To see how much reality there might be to these stories, researchers at a regional poison center reviewed all calls they received concerning exposure to these products among children under 6 years of age over a recent 7-year period.
There were 847 children who had been exposed with an average age of just under 2 years. None of the children experienced effects that were considered moderate or major, nor were there any deaths due to these exposures.
The authors conclude that “children of this age have frequent hand-to-mouth activity and environmental curiosity, making the application or availability of a hand sanitizer the perfect situation for an exposure to occur.”  Despite this, and the fact that alcohol-based products have the potential to cause some toxic effects, “the benefits of prevention of illness outweigh the hazards when used in a supervised situation.”  (Pediatric  Emergency  Care, October, 2009, pp.665-666)
COMMENT: This report is reassuring, particularly in these months when concerns about transmitting flu have made hand sanitizers such an important part of good hygiene.

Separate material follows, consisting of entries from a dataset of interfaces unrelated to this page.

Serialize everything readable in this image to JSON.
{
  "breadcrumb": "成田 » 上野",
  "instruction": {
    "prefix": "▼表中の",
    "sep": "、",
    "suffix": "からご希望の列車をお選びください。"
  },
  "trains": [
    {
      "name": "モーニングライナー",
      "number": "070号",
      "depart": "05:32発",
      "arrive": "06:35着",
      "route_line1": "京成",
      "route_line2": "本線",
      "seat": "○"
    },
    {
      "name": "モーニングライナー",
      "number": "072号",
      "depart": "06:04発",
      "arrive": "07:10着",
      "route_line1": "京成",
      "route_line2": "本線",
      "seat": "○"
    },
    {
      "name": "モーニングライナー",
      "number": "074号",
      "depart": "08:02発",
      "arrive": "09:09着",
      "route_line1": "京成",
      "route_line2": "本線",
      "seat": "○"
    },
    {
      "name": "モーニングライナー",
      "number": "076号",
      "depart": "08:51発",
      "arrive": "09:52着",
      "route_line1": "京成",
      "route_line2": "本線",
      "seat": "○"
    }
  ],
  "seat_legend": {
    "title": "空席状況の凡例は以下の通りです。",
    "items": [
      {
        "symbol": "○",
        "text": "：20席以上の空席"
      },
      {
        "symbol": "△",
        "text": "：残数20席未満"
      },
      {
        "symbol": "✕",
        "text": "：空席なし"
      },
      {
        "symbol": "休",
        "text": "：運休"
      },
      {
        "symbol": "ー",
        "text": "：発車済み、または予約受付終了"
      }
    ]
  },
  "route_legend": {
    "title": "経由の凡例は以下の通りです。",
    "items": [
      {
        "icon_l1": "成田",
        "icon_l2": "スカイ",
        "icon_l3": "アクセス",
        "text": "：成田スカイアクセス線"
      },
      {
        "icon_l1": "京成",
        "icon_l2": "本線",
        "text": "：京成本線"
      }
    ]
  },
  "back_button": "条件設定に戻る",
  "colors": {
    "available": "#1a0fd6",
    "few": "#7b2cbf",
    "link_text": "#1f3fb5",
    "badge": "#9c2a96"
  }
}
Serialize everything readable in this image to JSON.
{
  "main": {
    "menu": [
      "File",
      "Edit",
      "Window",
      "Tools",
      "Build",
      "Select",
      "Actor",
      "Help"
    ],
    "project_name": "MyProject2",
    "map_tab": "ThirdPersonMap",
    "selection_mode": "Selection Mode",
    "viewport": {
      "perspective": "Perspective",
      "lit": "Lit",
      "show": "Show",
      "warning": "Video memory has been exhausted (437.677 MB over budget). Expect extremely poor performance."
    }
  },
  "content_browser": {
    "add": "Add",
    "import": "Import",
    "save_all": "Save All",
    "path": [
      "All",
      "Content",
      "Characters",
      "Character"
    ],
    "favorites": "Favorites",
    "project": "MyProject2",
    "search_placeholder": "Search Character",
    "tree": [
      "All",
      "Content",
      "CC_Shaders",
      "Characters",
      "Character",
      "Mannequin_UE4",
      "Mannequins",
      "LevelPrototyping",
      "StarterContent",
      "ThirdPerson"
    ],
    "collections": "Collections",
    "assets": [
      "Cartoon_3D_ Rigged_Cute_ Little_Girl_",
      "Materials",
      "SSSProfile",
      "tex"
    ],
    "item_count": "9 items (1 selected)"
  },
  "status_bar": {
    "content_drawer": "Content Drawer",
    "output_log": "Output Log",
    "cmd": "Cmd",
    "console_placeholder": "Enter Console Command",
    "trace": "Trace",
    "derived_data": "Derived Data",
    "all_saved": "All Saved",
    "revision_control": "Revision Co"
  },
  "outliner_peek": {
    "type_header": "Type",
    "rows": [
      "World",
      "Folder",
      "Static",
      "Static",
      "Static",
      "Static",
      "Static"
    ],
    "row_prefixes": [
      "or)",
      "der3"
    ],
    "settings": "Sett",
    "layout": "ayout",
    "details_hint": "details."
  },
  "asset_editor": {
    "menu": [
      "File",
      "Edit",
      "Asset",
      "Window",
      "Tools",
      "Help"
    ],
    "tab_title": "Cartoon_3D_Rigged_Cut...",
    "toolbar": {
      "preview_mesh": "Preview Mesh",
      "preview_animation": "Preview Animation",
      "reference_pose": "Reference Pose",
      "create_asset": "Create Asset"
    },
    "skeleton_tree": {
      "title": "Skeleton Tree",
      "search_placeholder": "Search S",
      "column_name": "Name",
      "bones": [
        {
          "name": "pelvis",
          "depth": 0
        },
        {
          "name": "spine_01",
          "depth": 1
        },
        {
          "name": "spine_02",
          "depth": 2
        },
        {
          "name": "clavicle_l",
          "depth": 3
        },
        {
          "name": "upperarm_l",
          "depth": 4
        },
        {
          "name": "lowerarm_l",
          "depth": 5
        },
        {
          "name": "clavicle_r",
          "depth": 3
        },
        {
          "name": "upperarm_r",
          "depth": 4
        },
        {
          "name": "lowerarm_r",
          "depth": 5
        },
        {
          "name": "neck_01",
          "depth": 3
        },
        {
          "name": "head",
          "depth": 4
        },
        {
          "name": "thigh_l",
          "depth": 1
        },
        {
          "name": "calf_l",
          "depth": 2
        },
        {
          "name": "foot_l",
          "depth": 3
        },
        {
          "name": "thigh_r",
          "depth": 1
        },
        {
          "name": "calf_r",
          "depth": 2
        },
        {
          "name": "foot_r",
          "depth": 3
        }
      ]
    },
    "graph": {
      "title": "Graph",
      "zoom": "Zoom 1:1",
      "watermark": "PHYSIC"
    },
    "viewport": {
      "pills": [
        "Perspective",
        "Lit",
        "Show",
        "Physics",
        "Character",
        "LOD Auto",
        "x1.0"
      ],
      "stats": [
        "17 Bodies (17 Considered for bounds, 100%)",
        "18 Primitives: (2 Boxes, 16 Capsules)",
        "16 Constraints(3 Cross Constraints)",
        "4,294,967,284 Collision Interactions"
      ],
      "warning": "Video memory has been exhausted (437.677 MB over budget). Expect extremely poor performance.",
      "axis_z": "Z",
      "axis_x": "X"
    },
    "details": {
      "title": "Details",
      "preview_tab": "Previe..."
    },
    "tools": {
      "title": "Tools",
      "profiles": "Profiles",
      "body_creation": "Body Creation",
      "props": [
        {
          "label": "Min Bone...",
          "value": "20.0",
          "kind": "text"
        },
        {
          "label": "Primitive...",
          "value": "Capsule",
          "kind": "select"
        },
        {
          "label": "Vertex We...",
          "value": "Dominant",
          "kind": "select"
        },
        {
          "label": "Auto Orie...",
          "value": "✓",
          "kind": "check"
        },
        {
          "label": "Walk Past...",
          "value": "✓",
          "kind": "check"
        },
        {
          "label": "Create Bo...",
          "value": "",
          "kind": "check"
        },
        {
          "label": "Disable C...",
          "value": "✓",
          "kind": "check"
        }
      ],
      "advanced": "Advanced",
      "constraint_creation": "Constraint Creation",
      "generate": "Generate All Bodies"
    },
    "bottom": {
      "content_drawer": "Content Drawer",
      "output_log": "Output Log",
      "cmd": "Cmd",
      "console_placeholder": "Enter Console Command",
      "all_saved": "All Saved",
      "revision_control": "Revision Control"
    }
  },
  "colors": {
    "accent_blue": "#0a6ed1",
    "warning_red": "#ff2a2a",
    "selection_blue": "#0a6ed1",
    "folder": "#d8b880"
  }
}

At the same time, this report serves to remind us that these hand sanitizers do indeed contain relatively large amounts of alcohol, and like so many other medicines and related products, they should be kept out of the reach of children and should only be used with appropriate supervision.